# Problem details
Please look for the string "tenderism" below and report every line in which it occurs.

*** Information supplied ***

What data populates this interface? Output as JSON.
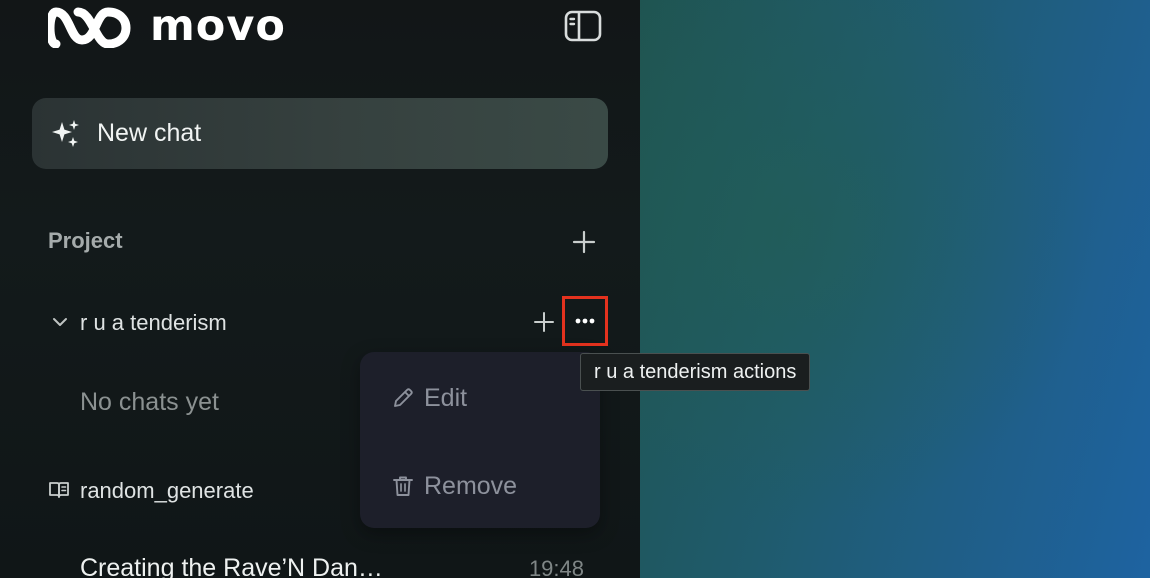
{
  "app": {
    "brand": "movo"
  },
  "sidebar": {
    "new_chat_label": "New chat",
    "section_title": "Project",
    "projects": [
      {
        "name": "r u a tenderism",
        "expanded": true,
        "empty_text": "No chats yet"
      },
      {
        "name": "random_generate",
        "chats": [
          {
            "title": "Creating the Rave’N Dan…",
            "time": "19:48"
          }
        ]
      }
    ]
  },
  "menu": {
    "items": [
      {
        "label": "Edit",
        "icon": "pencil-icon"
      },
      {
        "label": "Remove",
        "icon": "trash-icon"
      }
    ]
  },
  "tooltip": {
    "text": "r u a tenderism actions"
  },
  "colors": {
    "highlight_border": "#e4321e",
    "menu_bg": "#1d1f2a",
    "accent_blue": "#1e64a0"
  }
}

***

# Solution for this exercise
        "name": "r u a tenderism",
    "text": "r u a tenderism actions"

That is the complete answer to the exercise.